Untapped Cities took a trip to the Empire Diner, a month after it closed. Brooklyn-based writer Amanda Chatel and our photographer for this post reports that it looked “sad and desolate. The boarded up windows made it feel cold and lonely. The liveliness and energy was gone. And the worst part was there were all these tourists walking by (because the High Line is right there) and they weren’t even aware of what the Empire Diner represented and how the neighborhood lost a bit of color the day it closed.” Even more tragic was that it closed because the landlords wouldn’t renew the lease, not because it was out of business.
- Source: www.empire-diner.com

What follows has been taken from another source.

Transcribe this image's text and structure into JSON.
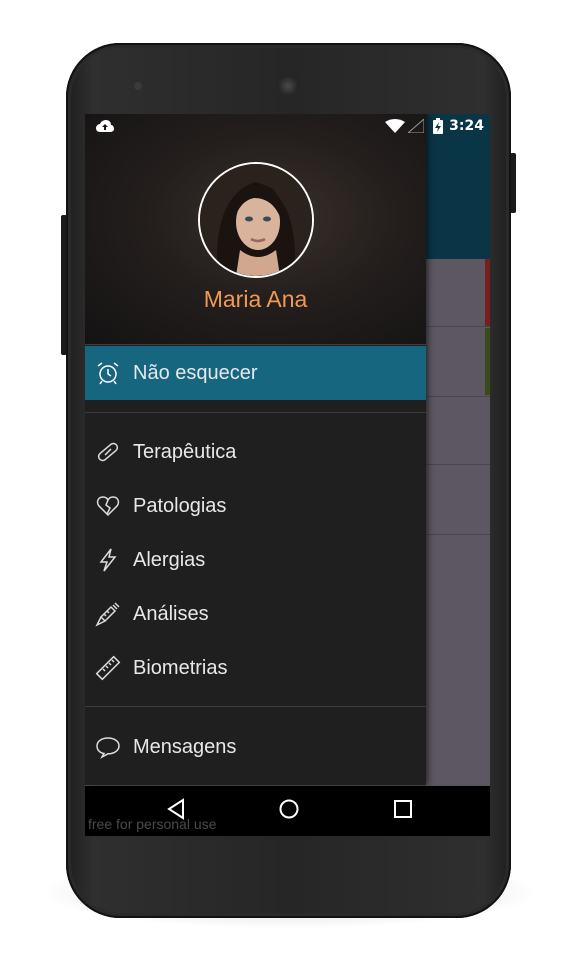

The original diner was built in 1946 in a New Jersey factory by Fodero Dining Car Company, founded by immigrant Joseph Fodero. The diner closed in 1976 and was saved by three New Yorkers: Jack Doenias, Carl Laanes, and Richard Ruskay, who renovated the diner. Its signature stainless steel faÃ§ade, black and chrome trim and art deco logo, remained an architectural staple, even as the Chelsea and the Meatpacking districts transformed dramatically. In 1998, The New Yorker proclaimed it the “latest hangout [for] artists, starving and otherwise.” The iconic diner was featured in Woody Allen’s “Manhattan,” “Men in Black,” the Billy Joel song “Great Wall of China,” and Bette Davis reportedly proclaimed it to be her favorite diner. Its clientele has always ranged from the quotidian to the rich and famous, representing the physical juxtaposition of social classes that can be New York. John Gray, previously a writer for Knight-Ridder, described The Empire in 1995 as a “place of glam and ham,” a place he fell in love with not for “just its food, but the way it captures the serendipitous excitement of a city where anything can happen.”
- Photograph © Untapped New York by Amanda Chatel
The current owners are looking for new locations for the diner and are open to suggestions in New York and anywhere around the globe. The vacancy left will be replaced by another, probably banal looking restaurant or glass store. The Empire Diner website is still up and you can read their blog and shop their apparel shop at http://www.empire-diner.com/. From a photographic perspective, I was intrigued (but not surprised) by how many photographs in Flickr people took of themselves in the Empire Diner, rather than of the building itself. I think this simply demonstrates the diner’s landmark and iconic status in New York.
How to Get There:
210 10th Avenue, at the corner with West 22nd Street
C or E train to the 23rd Street